## What this task involves
Your copy should match the entries exactly, with the pictures left out.

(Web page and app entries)

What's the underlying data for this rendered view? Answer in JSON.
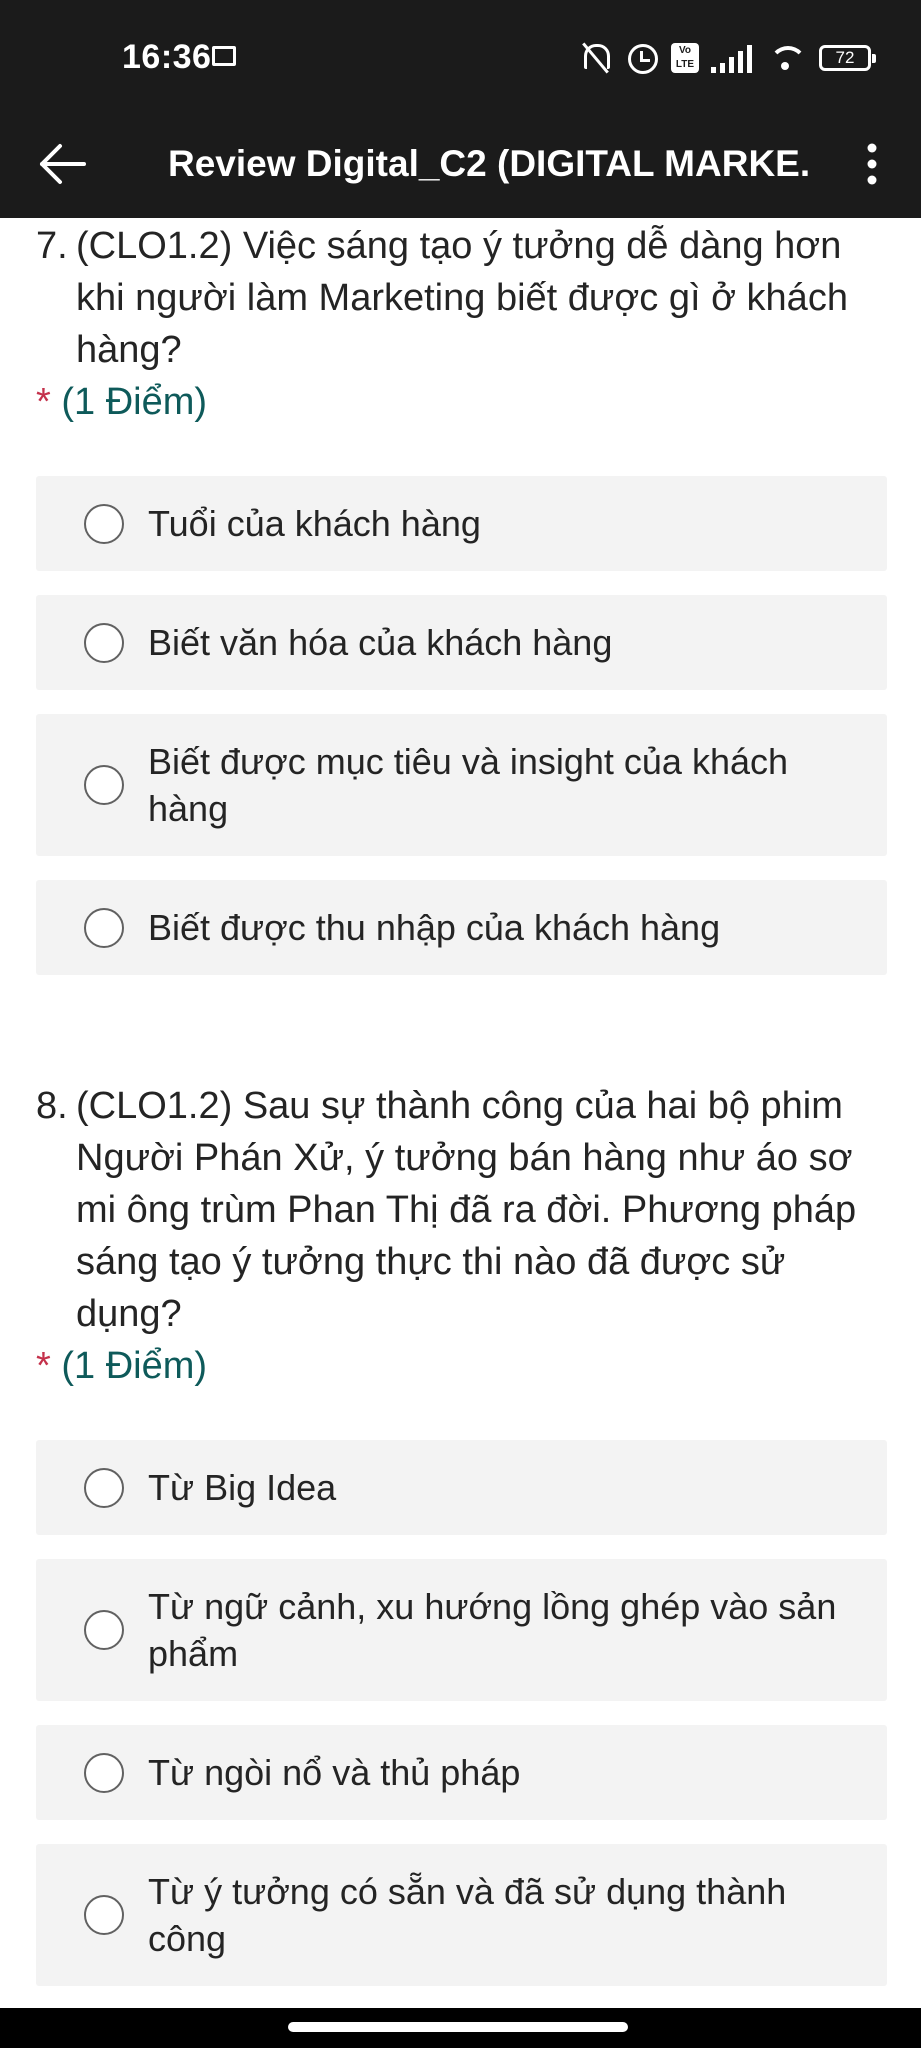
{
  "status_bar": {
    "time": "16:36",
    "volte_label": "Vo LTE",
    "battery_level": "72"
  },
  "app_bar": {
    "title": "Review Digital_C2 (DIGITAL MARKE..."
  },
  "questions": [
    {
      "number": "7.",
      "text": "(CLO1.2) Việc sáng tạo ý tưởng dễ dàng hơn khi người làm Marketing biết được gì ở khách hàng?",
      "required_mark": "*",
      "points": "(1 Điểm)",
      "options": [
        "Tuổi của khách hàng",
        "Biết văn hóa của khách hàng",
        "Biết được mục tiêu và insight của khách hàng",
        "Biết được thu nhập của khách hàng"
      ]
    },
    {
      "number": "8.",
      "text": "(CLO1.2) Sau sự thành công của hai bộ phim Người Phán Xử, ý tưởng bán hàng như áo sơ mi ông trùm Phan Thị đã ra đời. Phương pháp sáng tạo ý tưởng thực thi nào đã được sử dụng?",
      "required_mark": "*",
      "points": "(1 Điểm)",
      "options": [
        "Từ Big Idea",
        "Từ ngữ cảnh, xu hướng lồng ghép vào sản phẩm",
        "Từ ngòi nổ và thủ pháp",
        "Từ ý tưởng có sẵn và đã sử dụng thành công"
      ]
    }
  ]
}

## Task response
What's the underlying data for this rendered view? Answer in JSON.
{
  "status_bar": {
    "time": "16:36",
    "volte_label": "Vo LTE",
    "battery_level": "72"
  },
  "app_bar": {
    "title": "Review Digital_C2 (DIGITAL MARKE..."
  },
  "questions": [
    {
      "number": "7.",
      "text": "(CLO1.2) Việc sáng tạo ý tưởng dễ dàng hơn khi người làm Marketing biết được gì ở khách hàng?",
      "required_mark": "*",
      "points": "(1 Điểm)",
      "options": [
        "Tuổi của khách hàng",
        "Biết văn hóa của khách hàng",
        "Biết được mục tiêu và insight của khách hàng",
        "Biết được thu nhập của khách hàng"
      ]
    },
    {
      "number": "8.",
      "text": "(CLO1.2) Sau sự thành công của hai bộ phim Người Phán Xử, ý tưởng bán hàng như áo sơ mi ông trùm Phan Thị đã ra đời. Phương pháp sáng tạo ý tưởng thực thi nào đã được sử dụng?",
      "required_mark": "*",
      "points": "(1 Điểm)",
      "options": [
        "Từ Big Idea",
        "Từ ngữ cảnh, xu hướng lồng ghép vào sản phẩm",
        "Từ ngòi nổ và thủ pháp",
        "Từ ý tưởng có sẵn và đã sử dụng thành công"
      ]
    }
  ]
}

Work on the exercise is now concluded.